(Beginning of DATA FOR REVIEW)

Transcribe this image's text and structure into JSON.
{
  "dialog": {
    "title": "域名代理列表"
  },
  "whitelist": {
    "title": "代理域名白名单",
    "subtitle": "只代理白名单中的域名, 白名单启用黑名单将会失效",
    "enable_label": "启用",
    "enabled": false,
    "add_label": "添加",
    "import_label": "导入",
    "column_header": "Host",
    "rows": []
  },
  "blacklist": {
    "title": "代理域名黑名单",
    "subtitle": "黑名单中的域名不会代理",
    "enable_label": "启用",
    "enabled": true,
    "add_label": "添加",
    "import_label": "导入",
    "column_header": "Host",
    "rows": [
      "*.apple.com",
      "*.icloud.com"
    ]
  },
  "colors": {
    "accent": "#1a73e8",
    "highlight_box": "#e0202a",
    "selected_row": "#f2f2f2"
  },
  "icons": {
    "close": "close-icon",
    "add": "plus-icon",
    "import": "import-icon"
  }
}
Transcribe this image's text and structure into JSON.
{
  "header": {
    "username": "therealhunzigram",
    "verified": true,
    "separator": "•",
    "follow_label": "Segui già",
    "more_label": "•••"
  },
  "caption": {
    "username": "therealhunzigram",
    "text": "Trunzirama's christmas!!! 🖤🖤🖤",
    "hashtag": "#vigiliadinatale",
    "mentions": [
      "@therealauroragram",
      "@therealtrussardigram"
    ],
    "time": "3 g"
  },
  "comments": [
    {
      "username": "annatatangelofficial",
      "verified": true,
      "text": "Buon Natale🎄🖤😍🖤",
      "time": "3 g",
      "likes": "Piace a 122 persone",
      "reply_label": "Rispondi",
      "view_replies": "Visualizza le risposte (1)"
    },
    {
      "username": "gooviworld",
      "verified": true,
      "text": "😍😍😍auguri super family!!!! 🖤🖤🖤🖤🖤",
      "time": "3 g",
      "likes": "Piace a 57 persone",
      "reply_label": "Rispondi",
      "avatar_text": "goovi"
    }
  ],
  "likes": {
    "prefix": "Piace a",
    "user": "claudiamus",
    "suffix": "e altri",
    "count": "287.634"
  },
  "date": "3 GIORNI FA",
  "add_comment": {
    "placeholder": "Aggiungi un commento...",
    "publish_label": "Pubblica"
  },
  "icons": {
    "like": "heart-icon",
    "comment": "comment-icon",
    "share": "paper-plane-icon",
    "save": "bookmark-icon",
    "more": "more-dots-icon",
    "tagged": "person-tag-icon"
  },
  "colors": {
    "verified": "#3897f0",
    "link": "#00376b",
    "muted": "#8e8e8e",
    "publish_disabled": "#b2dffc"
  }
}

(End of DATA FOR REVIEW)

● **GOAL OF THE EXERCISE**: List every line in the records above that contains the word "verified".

● **EXERCISE OUTPUT**:
    "verified": true,
      "verified": true,
      "verified": true,
    "verified": "#3897f0",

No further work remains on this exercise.